Nov. 3, 2005 —
PETERSON AIR FORCE BASE, Colo. – In the history of international military cooperation, the North American Aerospace Defense Command Agreement is a notable example.
For nearly 50 years, Canada and the United States have worked together to secure their homelands from aerospace threats. Yet NORAD remains the only bi-national defense organization that comprises both Canadian and U.S. staff on a full-time basis. Given the continuous threats posed by terrorism and natural disasters such as Hurricane Katrina, the question has been raised if establishing other mutual support compacts may be appropriate.
Enter the Bi-National Planning Group, whose job is to answer that question. The BPG, located at the headquarters of NORAD and U. S. Northern Command, examines the nature of the defense relationship between Canada and the U.S.
“We look at the way our two countries do business together and identify areas where we think we need to improve,” said U. S. Navy Capt. Kendall L. Card, the group’s American co-director. “By having proper agreements and plans in place, we would reduce our response time during cross-border emergencies.”
For that very reason, the BPG has drafted several plans to address missions such as joint and combined defense, as well as aid to civil authorities. The BPG members believe these plans, if adopted, could help save American and Canadian lives in the future.
“While our people make the system work the way it is now, these plans will make their lives a lot easier by reducing the red tape during a response to a crisis,” said Canadian Forces Navy Capt. Richard J. Bergeron, the BPG’s Canadian co-director.
But operating in a bi-national sphere is not easy, particularly given evolving threats, militaries and the complex nature of Canada-U.S. relations. With the NORAD agreement currently under re-negotiation, a relatively new Northern Command coordinating homeland defense and civil support missions in the United States, and the birth of Canada Command, the BPG has many variables to juggle.
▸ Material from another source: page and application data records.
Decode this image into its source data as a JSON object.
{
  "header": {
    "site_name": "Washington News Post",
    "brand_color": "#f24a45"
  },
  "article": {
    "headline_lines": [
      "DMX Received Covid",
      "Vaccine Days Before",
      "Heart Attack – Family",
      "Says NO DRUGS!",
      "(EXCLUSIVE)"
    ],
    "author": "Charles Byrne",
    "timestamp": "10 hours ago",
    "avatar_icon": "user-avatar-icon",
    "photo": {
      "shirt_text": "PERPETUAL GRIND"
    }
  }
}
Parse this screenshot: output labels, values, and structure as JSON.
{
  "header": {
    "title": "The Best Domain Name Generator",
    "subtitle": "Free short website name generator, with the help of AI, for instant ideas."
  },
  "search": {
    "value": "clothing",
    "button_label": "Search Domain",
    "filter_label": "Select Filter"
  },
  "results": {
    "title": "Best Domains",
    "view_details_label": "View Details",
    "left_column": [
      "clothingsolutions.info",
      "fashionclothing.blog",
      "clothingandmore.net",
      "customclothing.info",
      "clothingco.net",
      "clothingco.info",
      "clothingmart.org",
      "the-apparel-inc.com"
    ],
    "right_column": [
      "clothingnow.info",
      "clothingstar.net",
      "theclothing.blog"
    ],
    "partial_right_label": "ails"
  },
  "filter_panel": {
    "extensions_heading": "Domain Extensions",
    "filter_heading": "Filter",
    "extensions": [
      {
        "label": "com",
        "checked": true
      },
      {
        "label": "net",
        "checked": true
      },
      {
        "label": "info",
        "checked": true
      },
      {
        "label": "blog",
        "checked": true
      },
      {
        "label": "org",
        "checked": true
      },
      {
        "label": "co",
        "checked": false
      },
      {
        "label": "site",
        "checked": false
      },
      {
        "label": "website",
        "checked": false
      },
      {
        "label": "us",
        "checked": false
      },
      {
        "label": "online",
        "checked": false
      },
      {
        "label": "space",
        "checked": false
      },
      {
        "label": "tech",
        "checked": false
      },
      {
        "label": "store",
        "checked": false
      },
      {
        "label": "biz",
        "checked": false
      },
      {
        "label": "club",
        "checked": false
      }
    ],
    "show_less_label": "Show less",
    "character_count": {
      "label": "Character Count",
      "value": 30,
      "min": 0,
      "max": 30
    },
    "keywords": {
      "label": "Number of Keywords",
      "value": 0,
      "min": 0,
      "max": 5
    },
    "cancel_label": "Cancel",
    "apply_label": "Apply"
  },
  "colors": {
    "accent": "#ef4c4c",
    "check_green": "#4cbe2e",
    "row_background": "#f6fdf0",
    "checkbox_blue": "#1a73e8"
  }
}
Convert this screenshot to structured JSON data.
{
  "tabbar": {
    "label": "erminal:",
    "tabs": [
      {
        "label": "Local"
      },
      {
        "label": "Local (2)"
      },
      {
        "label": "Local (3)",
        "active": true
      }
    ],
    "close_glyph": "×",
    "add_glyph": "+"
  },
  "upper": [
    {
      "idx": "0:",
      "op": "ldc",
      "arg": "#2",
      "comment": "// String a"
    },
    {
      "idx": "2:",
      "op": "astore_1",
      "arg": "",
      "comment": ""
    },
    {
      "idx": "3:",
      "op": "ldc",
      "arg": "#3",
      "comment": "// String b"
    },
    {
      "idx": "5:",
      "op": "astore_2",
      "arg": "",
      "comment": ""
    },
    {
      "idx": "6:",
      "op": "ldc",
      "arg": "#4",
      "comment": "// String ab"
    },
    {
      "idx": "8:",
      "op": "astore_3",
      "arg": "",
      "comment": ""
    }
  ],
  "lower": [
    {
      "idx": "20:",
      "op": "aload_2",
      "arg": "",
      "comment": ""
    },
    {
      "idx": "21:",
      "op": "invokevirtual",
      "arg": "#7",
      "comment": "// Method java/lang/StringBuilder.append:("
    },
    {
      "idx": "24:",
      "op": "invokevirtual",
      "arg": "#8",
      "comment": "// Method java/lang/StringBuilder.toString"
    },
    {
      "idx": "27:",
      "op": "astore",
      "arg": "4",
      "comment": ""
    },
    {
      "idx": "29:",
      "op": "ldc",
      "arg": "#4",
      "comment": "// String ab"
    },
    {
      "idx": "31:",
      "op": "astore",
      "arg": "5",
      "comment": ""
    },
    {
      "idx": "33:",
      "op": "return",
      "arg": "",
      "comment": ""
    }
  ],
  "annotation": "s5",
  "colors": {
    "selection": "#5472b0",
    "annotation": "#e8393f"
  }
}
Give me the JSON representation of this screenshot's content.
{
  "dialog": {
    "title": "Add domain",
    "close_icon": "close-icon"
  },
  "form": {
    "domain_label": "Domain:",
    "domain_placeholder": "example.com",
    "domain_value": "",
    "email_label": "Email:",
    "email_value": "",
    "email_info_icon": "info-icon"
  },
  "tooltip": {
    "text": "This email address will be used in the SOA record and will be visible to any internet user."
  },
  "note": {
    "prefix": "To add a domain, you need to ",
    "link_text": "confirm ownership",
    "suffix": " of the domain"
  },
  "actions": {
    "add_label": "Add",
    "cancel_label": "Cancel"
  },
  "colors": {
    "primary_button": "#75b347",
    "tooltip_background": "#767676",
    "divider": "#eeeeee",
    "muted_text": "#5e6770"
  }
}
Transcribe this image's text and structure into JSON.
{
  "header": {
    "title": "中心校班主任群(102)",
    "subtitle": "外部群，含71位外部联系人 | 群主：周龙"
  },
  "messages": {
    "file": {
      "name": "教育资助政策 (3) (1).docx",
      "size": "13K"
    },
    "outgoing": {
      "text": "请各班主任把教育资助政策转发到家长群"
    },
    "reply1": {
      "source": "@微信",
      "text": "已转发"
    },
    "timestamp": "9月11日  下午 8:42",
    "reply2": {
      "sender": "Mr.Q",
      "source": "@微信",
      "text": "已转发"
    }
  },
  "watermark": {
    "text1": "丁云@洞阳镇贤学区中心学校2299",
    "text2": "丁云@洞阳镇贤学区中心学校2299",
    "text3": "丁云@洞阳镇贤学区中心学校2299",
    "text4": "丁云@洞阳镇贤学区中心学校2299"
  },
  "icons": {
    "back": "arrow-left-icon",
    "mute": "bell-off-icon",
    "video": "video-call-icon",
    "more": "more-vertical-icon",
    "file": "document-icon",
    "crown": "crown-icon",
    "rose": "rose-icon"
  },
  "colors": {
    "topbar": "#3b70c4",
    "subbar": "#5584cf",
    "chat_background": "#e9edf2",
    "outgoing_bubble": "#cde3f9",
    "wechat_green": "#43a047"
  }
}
“I’m optimistic that as events unfold and the dust settles, we will make significant progress toward enhanced military cooperation,” Bergeron said. “That being said, we can’t rush the process."